Processing Your Payment

Please do not leave this page until complete. This can take a few moments.

July 2, 2021

Five-year economic strategy for Maine's Eastern Region cites challenges, resilience

an overlook with picnic tables looking towards mountains with clouds at the tops Photo / Maureen Milliken Reclassifying Katahdin Woods & Waters National Monument as a national park is one suggestion involved it the new five-year Comprehensive Economic Development Strategy for Maine's Eastern Region.

The four counties overseen by the Eastern Maine Development Corp. have many avenues of opportunity to stengthen their economy in the next five years, but also have some big challenges to overome, a new five-year economic strategy concludes.

The five-year Comprehensive Economic Development Strategy for the state's Eastern Region, released by the EMDC Thursday, targets broadband, transportation, climate resilience, workforce and education, and business as the goal areas to focus on. The aims include strengthening businesses, encouraging new ones, enhancing quality of life, helping the workforce gain new skills and attracting new workers.

The pandemic brought the region's challenges to the forefront, Lee Umphrey, EMDC president and CEO, said in a virtual report presentation Thursday. He said one thing that makes it different from other CEDS reports is that it tried to capture the region's "spirit of resiliency" highlighted by the pandemic.

Anna Stockman, of the EMDC, said that resilience is also evident in how the region has recovered from mills closings in Millinocket, East Millinocket and Bucksport in recent years. All three sites of what were once the region's largest economic drivers are being redeveloped, creating jobs and enhancing economic growth, she said.

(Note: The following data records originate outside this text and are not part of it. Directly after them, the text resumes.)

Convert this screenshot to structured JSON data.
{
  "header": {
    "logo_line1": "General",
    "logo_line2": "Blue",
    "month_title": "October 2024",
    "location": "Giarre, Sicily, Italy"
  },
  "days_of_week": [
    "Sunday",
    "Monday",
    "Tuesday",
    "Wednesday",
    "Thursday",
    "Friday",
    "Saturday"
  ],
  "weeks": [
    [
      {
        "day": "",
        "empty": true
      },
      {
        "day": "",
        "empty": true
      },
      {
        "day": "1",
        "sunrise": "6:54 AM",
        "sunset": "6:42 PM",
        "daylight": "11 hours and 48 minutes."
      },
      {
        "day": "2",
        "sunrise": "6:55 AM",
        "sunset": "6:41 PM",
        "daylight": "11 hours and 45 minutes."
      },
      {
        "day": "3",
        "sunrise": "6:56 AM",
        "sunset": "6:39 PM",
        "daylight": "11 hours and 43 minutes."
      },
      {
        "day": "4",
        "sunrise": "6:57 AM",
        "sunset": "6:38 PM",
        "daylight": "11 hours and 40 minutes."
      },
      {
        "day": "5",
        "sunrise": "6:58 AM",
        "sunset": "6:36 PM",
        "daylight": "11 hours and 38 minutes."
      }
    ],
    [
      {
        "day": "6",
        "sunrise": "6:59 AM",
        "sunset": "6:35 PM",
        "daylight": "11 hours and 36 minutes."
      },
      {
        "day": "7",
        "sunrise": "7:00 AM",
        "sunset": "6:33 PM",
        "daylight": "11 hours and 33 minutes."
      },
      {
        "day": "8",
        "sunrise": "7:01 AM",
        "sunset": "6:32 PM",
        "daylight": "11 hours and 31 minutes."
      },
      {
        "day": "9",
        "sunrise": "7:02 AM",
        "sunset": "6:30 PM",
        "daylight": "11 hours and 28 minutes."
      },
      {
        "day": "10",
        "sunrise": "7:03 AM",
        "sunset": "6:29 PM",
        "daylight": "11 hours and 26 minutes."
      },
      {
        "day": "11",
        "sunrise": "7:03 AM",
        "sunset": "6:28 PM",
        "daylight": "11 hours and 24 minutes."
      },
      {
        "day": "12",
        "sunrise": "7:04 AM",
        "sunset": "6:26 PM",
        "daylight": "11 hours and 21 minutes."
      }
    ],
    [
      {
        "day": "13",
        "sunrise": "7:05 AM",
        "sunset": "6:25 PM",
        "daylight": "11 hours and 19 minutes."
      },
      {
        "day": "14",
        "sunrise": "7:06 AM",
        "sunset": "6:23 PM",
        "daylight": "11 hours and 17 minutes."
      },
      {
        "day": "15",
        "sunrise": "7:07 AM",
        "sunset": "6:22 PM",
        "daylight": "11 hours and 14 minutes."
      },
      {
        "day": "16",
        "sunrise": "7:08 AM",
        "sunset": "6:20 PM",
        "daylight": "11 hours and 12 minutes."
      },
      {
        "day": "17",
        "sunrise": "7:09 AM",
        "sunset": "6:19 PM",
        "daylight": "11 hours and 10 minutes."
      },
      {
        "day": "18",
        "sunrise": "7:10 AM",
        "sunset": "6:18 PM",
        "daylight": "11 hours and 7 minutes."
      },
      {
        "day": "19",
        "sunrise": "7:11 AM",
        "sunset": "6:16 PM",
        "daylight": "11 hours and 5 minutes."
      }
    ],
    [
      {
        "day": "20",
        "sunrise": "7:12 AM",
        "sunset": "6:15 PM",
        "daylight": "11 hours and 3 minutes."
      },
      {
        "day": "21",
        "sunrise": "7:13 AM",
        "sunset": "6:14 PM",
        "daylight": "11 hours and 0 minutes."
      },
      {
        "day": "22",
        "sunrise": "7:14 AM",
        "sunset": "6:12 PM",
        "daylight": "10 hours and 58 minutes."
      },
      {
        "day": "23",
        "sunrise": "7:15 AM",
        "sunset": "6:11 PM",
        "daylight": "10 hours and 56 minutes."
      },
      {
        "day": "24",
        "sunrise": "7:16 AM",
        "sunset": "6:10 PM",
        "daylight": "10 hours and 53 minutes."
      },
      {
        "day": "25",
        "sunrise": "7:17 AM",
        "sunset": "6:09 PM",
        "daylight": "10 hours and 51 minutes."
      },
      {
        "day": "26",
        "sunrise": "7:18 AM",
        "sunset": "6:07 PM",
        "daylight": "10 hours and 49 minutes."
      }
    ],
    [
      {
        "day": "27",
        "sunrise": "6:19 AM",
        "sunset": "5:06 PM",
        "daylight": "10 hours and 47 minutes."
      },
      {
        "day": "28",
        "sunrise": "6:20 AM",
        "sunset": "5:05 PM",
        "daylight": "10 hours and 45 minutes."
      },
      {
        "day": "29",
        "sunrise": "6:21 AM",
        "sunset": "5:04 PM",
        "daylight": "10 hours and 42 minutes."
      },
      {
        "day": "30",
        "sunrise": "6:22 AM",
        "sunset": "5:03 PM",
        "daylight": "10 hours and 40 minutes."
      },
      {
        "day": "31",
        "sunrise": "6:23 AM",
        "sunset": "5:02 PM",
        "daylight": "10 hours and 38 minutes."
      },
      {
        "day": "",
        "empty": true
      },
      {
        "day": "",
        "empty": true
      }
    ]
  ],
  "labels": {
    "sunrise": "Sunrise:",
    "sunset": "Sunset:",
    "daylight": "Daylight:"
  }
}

But the pandemic also laid bare challenges, particularly broadband access and availability of affordable housing for much of the region's population.

The four counties in the region — Hancock, Penobscot, Piscataquis, Waldo — represent 262,750 people, which is 20% of the state's population. The average age, 47.1 is higher than the state average of 44.7, as is the unemployment rate (5.8%, state is 4.7%). The average annual wage is lower — $43,291 as opposed to $48,115 statewide.

The region's challenges not only have an impact on the economic well-being of the people who live there, but also a dampening effect for those who might move there, Stockman said.

Opportunities, business support

The region's strong quality of life and collaborative culture make it attractive, and the report calls for leveraging both of those elements.

Some specific goals include getting Katahdin Woods & Waters National Monument redesignated as a national park, and supporting clean energy alternatives development.

The national park designation would increase jobs, tourism and business opportunities, the report says. Clean energy, particularly solar, is also a jobs and business creator. The report cites job growth in the sector between 2014 and 2019 five times the national average. 

Another asset is the Bangor International Airport. Many of the 211 businesses surveyed for the report cited it as the region's most important business asset. The airport puts the region at an advantage to meet current and future demands, Stockman said.

Bangor City Council Chair Dan Tremble urged EMDC and its partners not to "put the report on a back shelf."

He said that the number of people living in poverty in Penobscot County alone has increased tremendously over the last decade. The fact that more than 200 businesses took part "is huge," and shows support for the plan.

"Use it as a blueprint, a roadmap for the next five years," he said. "Hopefully it will lift people out of poverty and provide great jobs."

Business 'pulls it all together'

The business goal of the plan calls for supporting growth of existing businesses and attracting new ones to the region.

One area where challenges are met consistently is business, said David Cole, a consultant and former Maine Department of Transportation commissioner.

He said the business goal ties all five of the report's goals together. "I believe the essence of economic development is business formation," he said. "Forty years ago, we were saying small businessis the backbone of the economy, and that hasn’t changed."

The five-year plan provides a platform for strengthening that backbone. "We have a wealth of entrepreneurs with vision," he said. "But anyone with a business knows threre's barely time to do the basics." He said that connecting the people with vision to the people with resources will help small businesses gain economic strength.

The plan calls for taking advantage of opportunity zones, promoting the state Department of Economic and Community Development Business Site Selection Tool, providing more support for entrepreneurs and also connecting business owners with workforce and other resources.

Of the other four goals:

Broadband. The plan calls for expanding and increasing accessibility and affordabilty of broadband capacity, including creating a broadband committee, doing a regional needs assessment, and increasing and improving access.

Transportation. The plan calls for improving and expanding the transportation infrastructure, and supporting port and rail development.

Climate resilience. The plan calls for fostering methods to adapt to and mitigate the effects of climate change, including support for businesses that need to make changes, encouraging climate-friendly development and more.

Workforce and education. The plan calls for developing, retaining and attracting talent. That includes increasing collaboration between educational institutions and business, improving digital literacy for businesses and individuals, and promoting and increasing regional assets to attract more workers.

Sign up for Enews

Related Content


Order a PDF